National Geographic : 1960 Jan
Little Laos, Next Door to Red China threatened. The golden arrows now are Com munist propaganda and infiltration. By its very geographical position, as next-door neigh bor to Communist China and North Viet Nam, Laos finds itself in the front line of the struggle against Communist expansion.* My husband and I came to Laos four years ago in connection with the American aid pro gram, whose mission is to help this small nation strengthen its economic and social structure. Before leaving the United States, we tried to learn what we could about our home-to-be. There wasn't much information available in English, and not a great deal even in French.

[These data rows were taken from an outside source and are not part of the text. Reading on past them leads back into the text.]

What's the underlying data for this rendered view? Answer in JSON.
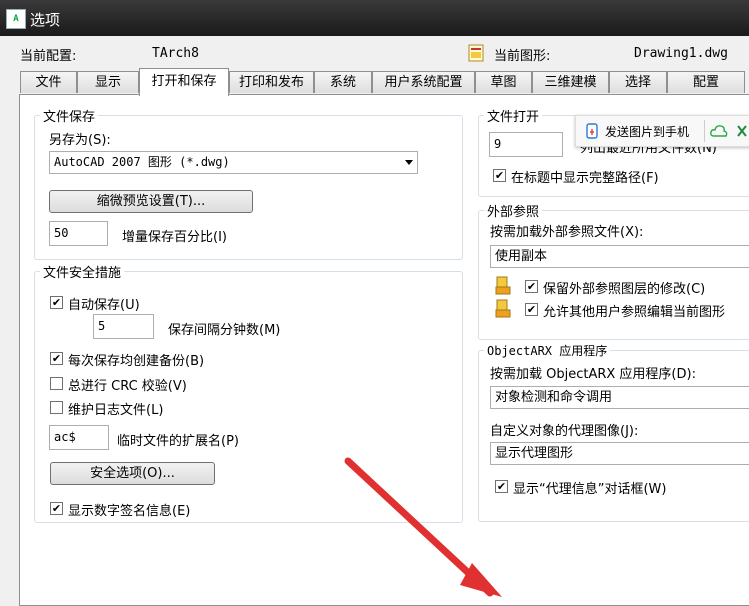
{
  "window": {
    "title": "选项",
    "app_icon": "AutoCAD"
  },
  "config": {
    "current_profile_label": "当前配置:",
    "current_profile_value": "TArch8",
    "current_drawing_label": "当前图形:",
    "current_drawing_value": "Drawing1.dwg"
  },
  "tabs": [
    "文件",
    "显示",
    "打开和保存",
    "打印和发布",
    "系统",
    "用户系统配置",
    "草图",
    "三维建模",
    "选择",
    "配置"
  ],
  "file_save": {
    "title": "文件保存",
    "save_as_label": "另存为(S):",
    "save_as_value": "AutoCAD 2007 图形 (*.dwg)",
    "thumbnail_button": "缩微预览设置(T)...",
    "incremental_value": "50",
    "incremental_label": "增量保存百分比(I)"
  },
  "file_safety": {
    "title": "文件安全措施",
    "autosave_label": "自动保存(U)",
    "autosave_checked": "✔",
    "interval_value": "5",
    "interval_label": "保存间隔分钟数(M)",
    "backup_label": "每次保存均创建备份(B)",
    "backup_checked": "✔",
    "crc_label": "总进行 CRC 校验(V)",
    "log_label": "维护日志文件(L)",
    "temp_ext_value": "ac$",
    "temp_ext_label": "临时文件的扩展名(P)",
    "security_button": "安全选项(O)...",
    "digital_sig_label": "显示数字签名信息(E)",
    "digital_sig_checked": "✔"
  },
  "file_open": {
    "title": "文件打开",
    "recent_value": "9",
    "recent_label": "列出最近所用文件数(N)",
    "fullpath_label": "在标题中显示完整路径(F)",
    "fullpath_checked": "✔"
  },
  "xref": {
    "title": "外部参照",
    "demand_load_label": "按需加载外部参照文件(X):",
    "demand_load_value": "使用副本",
    "retain_label": "保留外部参照图层的修改(C)",
    "retain_checked": "✔",
    "allow_edit_label": "允许其他用户参照编辑当前图形",
    "allow_edit_checked": "✔"
  },
  "objectarx": {
    "title": "ObjectARX 应用程序",
    "demand_label": "按需加载 ObjectARX 应用程序(D):",
    "demand_value": "对象检测和命令调用",
    "proxy_label": "自定义对象的代理图像(J):",
    "proxy_value": "显示代理图形",
    "proxy_info_label": "显示“代理信息”对话框(W)",
    "proxy_info_checked": "✔"
  },
  "floating_toolbar": {
    "send_label": "发送图片到手机"
  }
}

For example, there are no reliable popula tion figures; estimates range from 1,500,000 to double that many. Lao Boot Lacks a Toe We did learn how the people pronounce their country's name: the "s" is silent, so that Laos rhymes with "how." On the map we could see that it is shaped somewhat like Italy, except that the boot lacks a toe (map, page 50). It is about 650 miles long and from 55 to 300 miles wide, covering an area of some 91,000 square miles. Forested mountains make up two-thirds of the coun try. Two large plateaus, the Bolovens in the south and Tran Ninh in the north, together with the Mekong Valley, provide almost its only level areas. For about 500 miles between Laos and Thailand, the Mekong River serves as a border. Here there is scant need for defense, though this was not always so. But on the critical north and east, where wild peaks jut six to eight thousand feet into the sky, border defense can be a military nightmare. We went to live in Vientiane, the economic and administrative capital. (The royal and religious capital, the town of Luang Prabang, lies an hour's flight farther north.) It was hard to think about invasions and the Com munist menace the day Nick, my husband, took me for my first sightseeing tour. Though it has more than 60,000 people, Vientiane is really a big overgrown village nestling at a bend of the Mekong, which at low water splits into two brown streams. It was February, toward the close of the dry season, and a light wind, blowing off the broad expanse of dry river bed and clifflike banks, sifted red dust over us. The same red dust lay thickly on the thatched houses of the Lao working people. Yellow stucco buildings with weathered red roofs-almost a trademark of the French throughout Indochina-stood at intervals along the main street, the old Rue Marechal Foch, renamed Setthathirath. We passed the hospital, the police build ings, the Ministry of Public Works, the Post, Telegraphs and Telephones office, a movie house, the Bank of Indochina, and scores of the little open-fronted shops of the Chinese and Indian merchants. Children played in front of the shops or squatted contentedly, eating noodles and shredded vegetables from little bowls with blue-and-white china spoons. All the smaller children toddled naked in the white sunshine. We saw more than 40 wats, or temples, their roofs of blackened tiles decorated with un dulating gilt nagas, the serpent guardians of the kingdom. Strange Americans Take No Nap Today a new sense of destiny animates this sprawling city. In a few years the town has burgeoned from a quiet Oriental village half asleep in the sun to a bustling place with roaring automobiles and trucks, though not yet nearly enough roads. Hundreds of bicycles bear what are surely the world's most hap hazard riders. Many new buildings reveal hasty construc tion. Altogether there is an air of racing to catch up with the second half of the 20th century-except for the hours from noon until three o'clock, when almost everybody but the * See in the NATIONAL GEOGRAPHIC: "War and Quiet on the Laos Frontier," by W. Robert Moore, May, 1954; and "Indochina Faces the Dragon," by George W. Long, September, 1952. Face the Camera! Soldier Coaxes a Lens-shy Akha Girl Into View Generations ago, bands of Akha peoples migrated south from China to the hills of northern Laos. Often called Kha Kho, they are not related to the Kha tribesmen of Indonesian descent who originally occupied the land. The photographer, Dr. John M. Keshishian, spotted this girl beside a food vendor in Muong Sing. An obliging soldier persuaded her to pose. Her headdress of silver, beads, and shells identifies her as an Akha. KODACHROMEBY JOHN M. KESHISHIAN, M.D. © N.G.S.